**DIRECTIONS**
Your task is to repeat each record verbatim, exactly as it was written.

+++ INFORMATION

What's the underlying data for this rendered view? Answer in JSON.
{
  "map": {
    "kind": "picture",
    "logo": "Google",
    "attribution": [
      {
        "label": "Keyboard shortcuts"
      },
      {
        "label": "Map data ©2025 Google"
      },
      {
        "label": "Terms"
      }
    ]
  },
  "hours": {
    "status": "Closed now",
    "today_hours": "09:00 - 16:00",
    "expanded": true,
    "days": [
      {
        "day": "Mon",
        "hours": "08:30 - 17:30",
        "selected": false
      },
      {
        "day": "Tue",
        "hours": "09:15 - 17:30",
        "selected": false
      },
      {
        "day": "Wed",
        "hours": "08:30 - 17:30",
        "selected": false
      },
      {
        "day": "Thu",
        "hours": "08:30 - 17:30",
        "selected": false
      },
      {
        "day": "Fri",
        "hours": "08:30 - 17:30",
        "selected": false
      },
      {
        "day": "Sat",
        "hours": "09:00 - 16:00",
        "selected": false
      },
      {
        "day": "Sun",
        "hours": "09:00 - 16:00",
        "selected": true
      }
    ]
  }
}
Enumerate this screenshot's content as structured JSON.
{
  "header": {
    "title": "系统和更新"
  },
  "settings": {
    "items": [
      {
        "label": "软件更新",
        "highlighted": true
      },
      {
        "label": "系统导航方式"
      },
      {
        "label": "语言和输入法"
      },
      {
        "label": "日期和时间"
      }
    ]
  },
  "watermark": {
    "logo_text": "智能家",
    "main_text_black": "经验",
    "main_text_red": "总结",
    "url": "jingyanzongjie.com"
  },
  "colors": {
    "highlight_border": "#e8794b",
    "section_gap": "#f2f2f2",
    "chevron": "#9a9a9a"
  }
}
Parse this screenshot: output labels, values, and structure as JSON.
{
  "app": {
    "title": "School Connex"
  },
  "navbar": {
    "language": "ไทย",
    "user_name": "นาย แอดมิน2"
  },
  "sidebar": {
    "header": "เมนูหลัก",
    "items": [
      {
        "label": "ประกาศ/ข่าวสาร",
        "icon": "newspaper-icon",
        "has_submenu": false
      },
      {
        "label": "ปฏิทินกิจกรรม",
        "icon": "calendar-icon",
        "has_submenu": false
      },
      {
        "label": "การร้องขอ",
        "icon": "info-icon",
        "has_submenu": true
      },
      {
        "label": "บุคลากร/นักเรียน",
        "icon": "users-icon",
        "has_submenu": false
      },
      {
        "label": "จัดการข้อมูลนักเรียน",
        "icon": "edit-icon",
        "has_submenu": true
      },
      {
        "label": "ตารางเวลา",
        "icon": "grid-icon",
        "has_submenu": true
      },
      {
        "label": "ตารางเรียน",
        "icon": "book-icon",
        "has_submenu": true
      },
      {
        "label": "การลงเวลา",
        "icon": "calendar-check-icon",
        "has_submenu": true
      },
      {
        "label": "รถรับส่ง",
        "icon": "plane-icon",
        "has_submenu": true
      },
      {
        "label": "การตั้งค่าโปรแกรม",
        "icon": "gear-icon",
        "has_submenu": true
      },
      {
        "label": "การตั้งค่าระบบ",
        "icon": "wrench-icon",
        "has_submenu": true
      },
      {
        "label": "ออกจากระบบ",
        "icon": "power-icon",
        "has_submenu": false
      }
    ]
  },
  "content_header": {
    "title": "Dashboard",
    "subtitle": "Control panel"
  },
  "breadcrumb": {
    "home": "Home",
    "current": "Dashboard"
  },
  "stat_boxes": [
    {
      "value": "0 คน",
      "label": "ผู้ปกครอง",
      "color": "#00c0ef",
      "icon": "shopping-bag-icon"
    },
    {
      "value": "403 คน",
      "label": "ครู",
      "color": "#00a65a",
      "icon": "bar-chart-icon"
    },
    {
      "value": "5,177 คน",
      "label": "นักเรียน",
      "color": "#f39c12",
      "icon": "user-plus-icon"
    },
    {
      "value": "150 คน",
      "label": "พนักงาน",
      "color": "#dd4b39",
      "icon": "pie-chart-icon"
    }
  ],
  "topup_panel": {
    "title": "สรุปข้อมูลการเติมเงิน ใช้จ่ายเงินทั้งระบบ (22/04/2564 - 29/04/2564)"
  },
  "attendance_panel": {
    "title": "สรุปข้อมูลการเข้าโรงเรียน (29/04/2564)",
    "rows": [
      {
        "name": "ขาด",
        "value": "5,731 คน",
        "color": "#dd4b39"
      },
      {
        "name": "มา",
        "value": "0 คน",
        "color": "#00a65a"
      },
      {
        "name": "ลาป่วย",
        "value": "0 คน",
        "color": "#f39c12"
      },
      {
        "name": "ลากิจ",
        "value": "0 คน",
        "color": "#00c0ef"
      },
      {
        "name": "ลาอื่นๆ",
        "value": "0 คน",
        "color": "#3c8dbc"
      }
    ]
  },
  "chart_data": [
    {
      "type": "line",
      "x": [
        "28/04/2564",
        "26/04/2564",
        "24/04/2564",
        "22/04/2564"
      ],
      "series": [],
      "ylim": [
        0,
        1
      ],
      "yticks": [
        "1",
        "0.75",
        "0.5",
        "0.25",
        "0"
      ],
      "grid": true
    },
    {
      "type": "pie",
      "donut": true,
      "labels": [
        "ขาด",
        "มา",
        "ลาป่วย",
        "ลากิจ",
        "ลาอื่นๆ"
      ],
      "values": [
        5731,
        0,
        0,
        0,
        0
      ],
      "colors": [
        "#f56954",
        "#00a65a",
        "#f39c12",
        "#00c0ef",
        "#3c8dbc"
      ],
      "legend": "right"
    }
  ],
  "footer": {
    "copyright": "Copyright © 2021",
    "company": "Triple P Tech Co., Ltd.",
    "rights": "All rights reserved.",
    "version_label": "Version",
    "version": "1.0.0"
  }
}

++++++

**ANSWER TO THIS EXERCISE**
What's the underlying data for this rendered view? Answer in JSON.
{
  "map": {
    "kind": "picture",
    "logo": "Google",
    "attribution": [
      {
        "label": "Keyboard shortcuts"
      },
      {
        "label": "Map data ©2025 Google"
      },
      {
        "label": "Terms"
      }
    ]
  },
  "hours": {
    "status": "Closed now",
    "today_hours": "09:00 - 16:00",
    "expanded": true,
    "days": [
      {
        "day": "Mon",
        "hours": "08:30 - 17:30",
        "selected": false
      },
      {
        "day": "Tue",
        "hours": "09:15 - 17:30",
        "selected": false
      },
      {
        "day": "Wed",
        "hours": "08:30 - 17:30",
        "selected": false
      },
      {
        "day": "Thu",
        "hours": "08:30 - 17:30",
        "selected": false
      },
      {
        "day": "Fri",
        "hours": "08:30 - 17:30",
        "selected": false
      },
      {
        "day": "Sat",
        "hours": "09:00 - 16:00",
        "selected": false
      },
      {
        "day": "Sun",
        "hours": "09:00 - 16:00",
        "selected": true
      }
    ]
  }
}
Enumerate this screenshot's content as structured JSON.
{
  "header": {
    "title": "系统和更新"
  },
  "settings": {
    "items": [
      {
        "label": "软件更新",
        "highlighted": true
      },
      {
        "label": "系统导航方式"
      },
      {
        "label": "语言和输入法"
      },
      {
        "label": "日期和时间"
      }
    ]
  },
  "watermark": {
    "logo_text": "智能家",
    "main_text_black": "经验",
    "main_text_red": "总结",
    "url": "jingyanzongjie.com"
  },
  "colors": {
    "highlight_border": "#e8794b",
    "section_gap": "#f2f2f2",
    "chevron": "#9a9a9a"
  }
}
Parse this screenshot: output labels, values, and structure as JSON.
{
  "app": {
    "title": "School Connex"
  },
  "navbar": {
    "language": "ไทย",
    "user_name": "นาย แอดมิน2"
  },
  "sidebar": {
    "header": "เมนูหลัก",
    "items": [
      {
        "label": "ประกาศ/ข่าวสาร",
        "icon": "newspaper-icon",
        "has_submenu": false
      },
      {
        "label": "ปฏิทินกิจกรรม",
        "icon": "calendar-icon",
        "has_submenu": false
      },
      {
        "label": "การร้องขอ",
        "icon": "info-icon",
        "has_submenu": true
      },
      {
        "label": "บุคลากร/นักเรียน",
        "icon": "users-icon",
        "has_submenu": false
      },
      {
        "label": "จัดการข้อมูลนักเรียน",
        "icon": "edit-icon",
        "has_submenu": true
      },
      {
        "label": "ตารางเวลา",
        "icon": "grid-icon",
        "has_submenu": true
      },
      {
        "label": "ตารางเรียน",
        "icon": "book-icon",
        "has_submenu": true
      },
      {
        "label": "การลงเวลา",
        "icon": "calendar-check-icon",
        "has_submenu": true
      },
      {
        "label": "รถรับส่ง",
        "icon": "plane-icon",
        "has_submenu": true
      },
      {
        "label": "การตั้งค่าโปรแกรม",
        "icon": "gear-icon",
        "has_submenu": true
      },
      {
        "label": "การตั้งค่าระบบ",
        "icon": "wrench-icon",
        "has_submenu": true
      },
      {
        "label": "ออกจากระบบ",
        "icon": "power-icon",
        "has_submenu": false
      }
    ]
  },
  "content_header": {
    "title": "Dashboard",
    "subtitle": "Control panel"
  },
  "breadcrumb": {
    "home": "Home",
    "current": "Dashboard"
  },
  "stat_boxes": [
    {
      "value": "0 คน",
      "label": "ผู้ปกครอง",
      "color": "#00c0ef",
      "icon": "shopping-bag-icon"
    },
    {
      "value": "403 คน",
      "label": "ครู",
      "color": "#00a65a",
      "icon": "bar-chart-icon"
    },
    {
      "value": "5,177 คน",
      "label": "นักเรียน",
      "color": "#f39c12",
      "icon": "user-plus-icon"
    },
    {
      "value": "150 คน",
      "label": "พนักงาน",
      "color": "#dd4b39",
      "icon": "pie-chart-icon"
    }
  ],
  "topup_panel": {
    "title": "สรุปข้อมูลการเติมเงิน ใช้จ่ายเงินทั้งระบบ (22/04/2564 - 29/04/2564)"
  },
  "attendance_panel": {
    "title": "สรุปข้อมูลการเข้าโรงเรียน (29/04/2564)",
    "rows": [
      {
        "name": "ขาด",
        "value": "5,731 คน",
        "color": "#dd4b39"
      },
      {
        "name": "มา",
        "value": "0 คน",
        "color": "#00a65a"
      },
      {
        "name": "ลาป่วย",
        "value": "0 คน",
        "color": "#f39c12"
      },
      {
        "name": "ลากิจ",
        "value": "0 คน",
        "color": "#00c0ef"
      },
      {
        "name": "ลาอื่นๆ",
        "value": "0 คน",
        "color": "#3c8dbc"
      }
    ]
  },
  "chart_data": [
    {
      "type": "line",
      "x": [
        "28/04/2564",
        "26/04/2564",
        "24/04/2564",
        "22/04/2564"
      ],
      "series": [],
      "ylim": [
        0,
        1
      ],
      "yticks": [
        "1",
        "0.75",
        "0.5",
        "0.25",
        "0"
      ],
      "grid": true
    },
    {
      "type": "pie",
      "donut": true,
      "labels": [
        "ขาด",
        "มา",
        "ลาป่วย",
        "ลากิจ",
        "ลาอื่นๆ"
      ],
      "values": [
        5731,
        0,
        0,
        0,
        0
      ],
      "colors": [
        "#f56954",
        "#00a65a",
        "#f39c12",
        "#00c0ef",
        "#3c8dbc"
      ],
      "legend": "right"
    }
  ],
  "footer": {
    "copyright": "Copyright © 2021",
    "company": "Triple P Tech Co., Ltd.",
    "rights": "All rights reserved.",
    "version_label": "Version",
    "version": "1.0.0"
  }
}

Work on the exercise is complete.